Fire And Motion
Ever felt, what the heck am i doing? Am i going somewhere? Am i on the path of achieving whatever i would like to? And i am not writing this in parlance of only the professional career. This includes the personal goals one might have for themselves e.g. learning to play a musical instrument, running a marathon, learning foreign languages, helping out community, writing a book etc.
These thoughts do tend to cross once a while in my mind, and for me at least, the reason is an overt need of achieving targets (or measurable goals) at a reasonably fast pace. I tend to get a touch restless, if things are not happening quick enough or in some cases not happening at all.
In infantry battles, he told us, there is only one strategy: Fire and Motion. You move towards the enemy while firing your weapon. The firing forces him to keep his head down so he can't fire at you. (That's what the soldiers mean when they shout "cover me." It means, "fire at our enemy so he has to duck and can't fire at me while I run across this street, here." It works.) The motion allows you to conquer territory and get closer to your enemy, where your shots are much more likely to hit their target. If you're not moving, the enemy gets to decide what happens, which is not a good thing. If you're not firing, the enemy will fire at you, pinning you down.
And here is what's seemingly 'obvious' but very hard to write down in simple terms for most:
I remembered this for a long time. I noticed how almost every kind of military strategy, from air force dogfights to large scale naval maneuvers, is based on the idea of Fire and Motion. It took me another fifteen years to realize that the principle of Fire and Motion is how you get things done in life.You have to move forward a little bit, every day.
So, you see yourself after a few years settled in a nice hill station, running a ranch, writing a book for living and counting tigers in the nearby forest. The obvious question is, what are you doing currently to help you achieve those goals. Bit by bit, are you building yourself up for where you want to be?
If the answer is yes, then hey, take it easy, you are on the right track. As they say, Rome was not built in a day, and don't be too hard on yourself to get everything very quick. It's not a race with anyone else, and you only got to go as fast as you can along with enjoying the present.

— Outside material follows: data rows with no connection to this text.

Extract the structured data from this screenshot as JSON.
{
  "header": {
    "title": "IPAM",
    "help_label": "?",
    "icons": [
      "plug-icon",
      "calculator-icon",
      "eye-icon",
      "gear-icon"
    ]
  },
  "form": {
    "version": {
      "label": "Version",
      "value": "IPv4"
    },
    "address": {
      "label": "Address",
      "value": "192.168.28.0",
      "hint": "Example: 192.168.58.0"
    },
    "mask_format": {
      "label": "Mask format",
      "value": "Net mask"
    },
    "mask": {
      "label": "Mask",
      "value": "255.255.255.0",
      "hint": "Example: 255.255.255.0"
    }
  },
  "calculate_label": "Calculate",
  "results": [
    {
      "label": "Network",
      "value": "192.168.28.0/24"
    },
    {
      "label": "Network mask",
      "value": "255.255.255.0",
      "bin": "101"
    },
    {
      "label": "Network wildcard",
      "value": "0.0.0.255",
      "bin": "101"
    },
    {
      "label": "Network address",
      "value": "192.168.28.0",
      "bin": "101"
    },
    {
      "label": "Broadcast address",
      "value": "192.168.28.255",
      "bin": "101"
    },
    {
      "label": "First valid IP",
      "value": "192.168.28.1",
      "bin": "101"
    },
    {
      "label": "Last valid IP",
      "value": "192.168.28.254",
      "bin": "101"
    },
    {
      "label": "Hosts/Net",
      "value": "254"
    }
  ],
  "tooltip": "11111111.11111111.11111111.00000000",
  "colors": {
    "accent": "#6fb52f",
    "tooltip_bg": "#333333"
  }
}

p.s. On a tangential note, this essay has a spot on description of the programmer routine at times. :-)
Sometimes I just can't get anything done. Sure, I come into the office, putter around, check my email every ten seconds, read the web, even do a few brainless tasks like paying the American Express bill. But getting back into the flow of writing code just doesn't happen. These bouts of unproductiveness usually last for a day or two. But there have been times in my career as a developer when I went for weeks at a time without being able to get anything done. As they say, I'm not in flow. I'm not in the zone. I'm not anywhere.